-------- MATERIAL TO PROCESS --------
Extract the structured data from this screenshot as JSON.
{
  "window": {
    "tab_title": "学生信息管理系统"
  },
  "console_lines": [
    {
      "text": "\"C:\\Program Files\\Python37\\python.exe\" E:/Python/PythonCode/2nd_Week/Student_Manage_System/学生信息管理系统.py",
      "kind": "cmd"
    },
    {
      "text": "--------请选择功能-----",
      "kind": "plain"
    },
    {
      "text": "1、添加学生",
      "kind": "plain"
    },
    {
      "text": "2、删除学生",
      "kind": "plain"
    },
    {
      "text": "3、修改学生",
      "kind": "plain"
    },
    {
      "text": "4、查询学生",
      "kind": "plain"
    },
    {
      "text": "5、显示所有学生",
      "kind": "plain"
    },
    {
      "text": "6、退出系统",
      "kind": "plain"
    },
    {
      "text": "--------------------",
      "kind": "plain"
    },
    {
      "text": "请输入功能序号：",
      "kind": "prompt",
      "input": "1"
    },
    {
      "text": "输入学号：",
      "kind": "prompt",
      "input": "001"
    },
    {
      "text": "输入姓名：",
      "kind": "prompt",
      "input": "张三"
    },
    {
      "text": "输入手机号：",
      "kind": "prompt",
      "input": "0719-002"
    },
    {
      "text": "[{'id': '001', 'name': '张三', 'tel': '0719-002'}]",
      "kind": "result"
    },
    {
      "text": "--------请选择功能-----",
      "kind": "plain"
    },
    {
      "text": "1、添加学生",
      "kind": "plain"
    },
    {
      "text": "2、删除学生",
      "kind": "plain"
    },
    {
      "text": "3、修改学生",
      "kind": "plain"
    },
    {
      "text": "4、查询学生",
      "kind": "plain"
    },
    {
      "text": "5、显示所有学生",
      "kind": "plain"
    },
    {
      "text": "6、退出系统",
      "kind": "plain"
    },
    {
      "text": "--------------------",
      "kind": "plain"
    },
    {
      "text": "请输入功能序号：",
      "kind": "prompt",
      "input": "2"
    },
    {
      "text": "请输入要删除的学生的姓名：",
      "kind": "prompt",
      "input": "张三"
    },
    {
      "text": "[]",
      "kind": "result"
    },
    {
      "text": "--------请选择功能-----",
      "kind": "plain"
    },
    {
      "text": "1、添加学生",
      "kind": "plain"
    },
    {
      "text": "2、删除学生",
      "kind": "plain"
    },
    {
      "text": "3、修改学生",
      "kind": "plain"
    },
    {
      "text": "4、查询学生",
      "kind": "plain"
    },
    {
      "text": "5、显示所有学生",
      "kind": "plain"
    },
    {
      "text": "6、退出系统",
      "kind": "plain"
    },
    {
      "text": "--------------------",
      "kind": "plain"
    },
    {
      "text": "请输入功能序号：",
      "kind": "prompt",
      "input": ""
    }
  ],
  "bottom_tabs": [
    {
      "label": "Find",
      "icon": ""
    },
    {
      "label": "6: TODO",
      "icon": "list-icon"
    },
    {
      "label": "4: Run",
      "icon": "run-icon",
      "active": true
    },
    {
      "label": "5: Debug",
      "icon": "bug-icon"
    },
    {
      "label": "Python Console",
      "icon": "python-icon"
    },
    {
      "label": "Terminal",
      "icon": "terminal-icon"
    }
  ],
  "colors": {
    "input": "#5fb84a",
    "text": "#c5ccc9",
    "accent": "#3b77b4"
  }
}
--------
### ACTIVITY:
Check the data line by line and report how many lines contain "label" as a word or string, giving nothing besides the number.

### TASK OUTPUT:
6